• **What is required**
Among the records that follow, find each line holding the word "this" and copy it.

App and web page records
[Start of section]
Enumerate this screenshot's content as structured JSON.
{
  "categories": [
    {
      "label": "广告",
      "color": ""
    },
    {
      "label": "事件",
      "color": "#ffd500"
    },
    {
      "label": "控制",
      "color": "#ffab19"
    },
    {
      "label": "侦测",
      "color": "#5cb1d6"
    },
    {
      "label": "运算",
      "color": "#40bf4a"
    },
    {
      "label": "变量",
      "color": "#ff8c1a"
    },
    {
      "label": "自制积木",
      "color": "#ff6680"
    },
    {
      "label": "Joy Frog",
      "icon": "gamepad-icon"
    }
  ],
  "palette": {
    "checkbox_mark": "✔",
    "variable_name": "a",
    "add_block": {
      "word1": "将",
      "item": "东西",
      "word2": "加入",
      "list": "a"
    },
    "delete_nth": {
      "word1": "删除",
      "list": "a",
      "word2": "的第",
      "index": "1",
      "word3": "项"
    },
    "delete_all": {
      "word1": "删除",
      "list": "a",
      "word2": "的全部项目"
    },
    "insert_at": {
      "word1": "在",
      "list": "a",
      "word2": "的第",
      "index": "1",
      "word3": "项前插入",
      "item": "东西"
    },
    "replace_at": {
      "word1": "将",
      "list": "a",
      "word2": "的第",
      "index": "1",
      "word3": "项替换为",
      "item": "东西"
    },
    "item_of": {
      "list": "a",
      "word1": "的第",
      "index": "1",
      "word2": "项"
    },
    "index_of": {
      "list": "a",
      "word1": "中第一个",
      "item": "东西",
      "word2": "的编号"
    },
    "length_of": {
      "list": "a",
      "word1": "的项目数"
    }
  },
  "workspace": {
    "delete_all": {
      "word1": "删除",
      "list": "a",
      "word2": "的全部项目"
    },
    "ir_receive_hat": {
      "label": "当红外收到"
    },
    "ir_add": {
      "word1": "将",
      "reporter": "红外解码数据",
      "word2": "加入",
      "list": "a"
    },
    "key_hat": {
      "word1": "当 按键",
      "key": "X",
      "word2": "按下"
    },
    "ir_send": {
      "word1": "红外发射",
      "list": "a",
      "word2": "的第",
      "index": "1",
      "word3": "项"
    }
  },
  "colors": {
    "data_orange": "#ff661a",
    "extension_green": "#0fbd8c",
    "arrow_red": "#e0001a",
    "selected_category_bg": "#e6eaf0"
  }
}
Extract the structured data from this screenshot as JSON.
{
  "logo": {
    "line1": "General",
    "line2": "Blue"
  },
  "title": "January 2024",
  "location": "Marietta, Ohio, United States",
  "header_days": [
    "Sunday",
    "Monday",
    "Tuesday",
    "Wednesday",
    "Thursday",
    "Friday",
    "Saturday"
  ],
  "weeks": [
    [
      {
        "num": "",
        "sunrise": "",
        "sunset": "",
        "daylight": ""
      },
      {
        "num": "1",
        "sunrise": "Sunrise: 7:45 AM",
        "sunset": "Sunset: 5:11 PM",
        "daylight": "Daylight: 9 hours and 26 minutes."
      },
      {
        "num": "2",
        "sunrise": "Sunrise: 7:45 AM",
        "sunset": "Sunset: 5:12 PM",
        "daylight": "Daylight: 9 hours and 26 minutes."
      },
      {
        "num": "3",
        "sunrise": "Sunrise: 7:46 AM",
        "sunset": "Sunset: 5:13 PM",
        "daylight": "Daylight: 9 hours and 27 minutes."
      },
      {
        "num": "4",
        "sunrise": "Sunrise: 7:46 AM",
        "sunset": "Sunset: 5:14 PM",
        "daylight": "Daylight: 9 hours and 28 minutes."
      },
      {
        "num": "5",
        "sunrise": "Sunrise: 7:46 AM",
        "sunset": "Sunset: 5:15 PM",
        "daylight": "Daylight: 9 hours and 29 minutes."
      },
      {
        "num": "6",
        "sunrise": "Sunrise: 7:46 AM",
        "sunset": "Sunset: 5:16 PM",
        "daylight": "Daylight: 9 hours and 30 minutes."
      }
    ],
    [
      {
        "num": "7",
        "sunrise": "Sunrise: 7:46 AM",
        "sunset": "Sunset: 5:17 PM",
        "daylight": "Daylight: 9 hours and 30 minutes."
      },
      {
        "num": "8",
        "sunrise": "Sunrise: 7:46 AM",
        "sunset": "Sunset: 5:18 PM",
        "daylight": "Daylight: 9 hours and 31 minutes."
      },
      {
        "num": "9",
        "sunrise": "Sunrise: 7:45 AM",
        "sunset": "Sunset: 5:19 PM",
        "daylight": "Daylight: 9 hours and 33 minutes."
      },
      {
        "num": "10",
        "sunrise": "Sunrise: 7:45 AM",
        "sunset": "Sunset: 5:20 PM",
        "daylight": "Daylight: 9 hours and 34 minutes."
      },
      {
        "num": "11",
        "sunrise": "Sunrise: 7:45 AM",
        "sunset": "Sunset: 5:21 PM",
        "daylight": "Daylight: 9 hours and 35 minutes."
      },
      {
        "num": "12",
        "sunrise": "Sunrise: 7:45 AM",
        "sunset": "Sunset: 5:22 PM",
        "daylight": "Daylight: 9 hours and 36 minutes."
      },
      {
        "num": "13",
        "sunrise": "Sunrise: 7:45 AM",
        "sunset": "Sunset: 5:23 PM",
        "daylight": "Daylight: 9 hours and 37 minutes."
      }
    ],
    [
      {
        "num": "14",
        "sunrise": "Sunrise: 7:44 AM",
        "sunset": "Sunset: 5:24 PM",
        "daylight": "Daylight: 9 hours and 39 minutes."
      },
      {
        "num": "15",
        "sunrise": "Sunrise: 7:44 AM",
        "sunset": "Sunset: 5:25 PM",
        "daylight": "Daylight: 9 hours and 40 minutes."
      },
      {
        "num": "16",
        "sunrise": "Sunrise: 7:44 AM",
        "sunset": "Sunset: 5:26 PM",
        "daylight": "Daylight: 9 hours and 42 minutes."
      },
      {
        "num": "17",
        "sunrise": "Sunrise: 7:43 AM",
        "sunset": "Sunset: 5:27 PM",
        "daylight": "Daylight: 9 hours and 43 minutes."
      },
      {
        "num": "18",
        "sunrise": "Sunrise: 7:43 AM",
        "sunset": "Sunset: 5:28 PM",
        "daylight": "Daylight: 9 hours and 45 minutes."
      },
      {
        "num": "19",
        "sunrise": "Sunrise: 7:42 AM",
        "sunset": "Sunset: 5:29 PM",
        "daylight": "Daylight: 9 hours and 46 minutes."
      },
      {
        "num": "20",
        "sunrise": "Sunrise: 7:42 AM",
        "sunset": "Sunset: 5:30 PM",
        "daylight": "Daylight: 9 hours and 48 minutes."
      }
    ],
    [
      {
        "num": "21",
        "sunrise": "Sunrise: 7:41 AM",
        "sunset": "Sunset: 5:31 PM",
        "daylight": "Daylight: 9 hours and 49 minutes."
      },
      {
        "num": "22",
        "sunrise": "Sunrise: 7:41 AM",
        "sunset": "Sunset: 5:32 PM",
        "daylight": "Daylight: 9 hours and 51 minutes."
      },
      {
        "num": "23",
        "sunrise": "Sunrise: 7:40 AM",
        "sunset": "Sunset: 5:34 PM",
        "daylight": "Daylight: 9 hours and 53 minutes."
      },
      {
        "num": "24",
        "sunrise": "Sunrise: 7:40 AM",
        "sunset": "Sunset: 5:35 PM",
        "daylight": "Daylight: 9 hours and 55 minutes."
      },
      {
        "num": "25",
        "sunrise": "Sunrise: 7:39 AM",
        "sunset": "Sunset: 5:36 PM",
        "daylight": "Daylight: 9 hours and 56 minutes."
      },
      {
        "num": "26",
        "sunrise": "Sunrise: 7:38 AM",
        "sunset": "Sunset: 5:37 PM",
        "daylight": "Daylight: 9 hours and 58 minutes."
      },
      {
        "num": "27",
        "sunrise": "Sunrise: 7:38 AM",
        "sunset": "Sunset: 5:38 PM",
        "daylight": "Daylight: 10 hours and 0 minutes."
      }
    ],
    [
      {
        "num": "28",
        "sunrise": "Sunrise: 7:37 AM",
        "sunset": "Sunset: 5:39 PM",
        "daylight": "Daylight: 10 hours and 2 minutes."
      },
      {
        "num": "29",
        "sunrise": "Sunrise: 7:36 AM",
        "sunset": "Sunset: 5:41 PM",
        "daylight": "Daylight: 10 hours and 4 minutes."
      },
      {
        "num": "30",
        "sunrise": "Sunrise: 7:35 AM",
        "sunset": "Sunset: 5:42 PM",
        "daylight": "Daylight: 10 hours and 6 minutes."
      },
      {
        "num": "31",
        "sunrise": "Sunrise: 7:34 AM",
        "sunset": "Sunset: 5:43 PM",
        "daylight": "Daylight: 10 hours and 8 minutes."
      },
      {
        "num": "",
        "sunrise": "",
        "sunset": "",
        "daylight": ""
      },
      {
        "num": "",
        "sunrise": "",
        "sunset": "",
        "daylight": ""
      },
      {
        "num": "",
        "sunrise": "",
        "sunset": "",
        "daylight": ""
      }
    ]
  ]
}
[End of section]
• **Answer box**
Enumerate this screenshot's content as structured JSON.
Extract the structured data from this screenshot as JSON.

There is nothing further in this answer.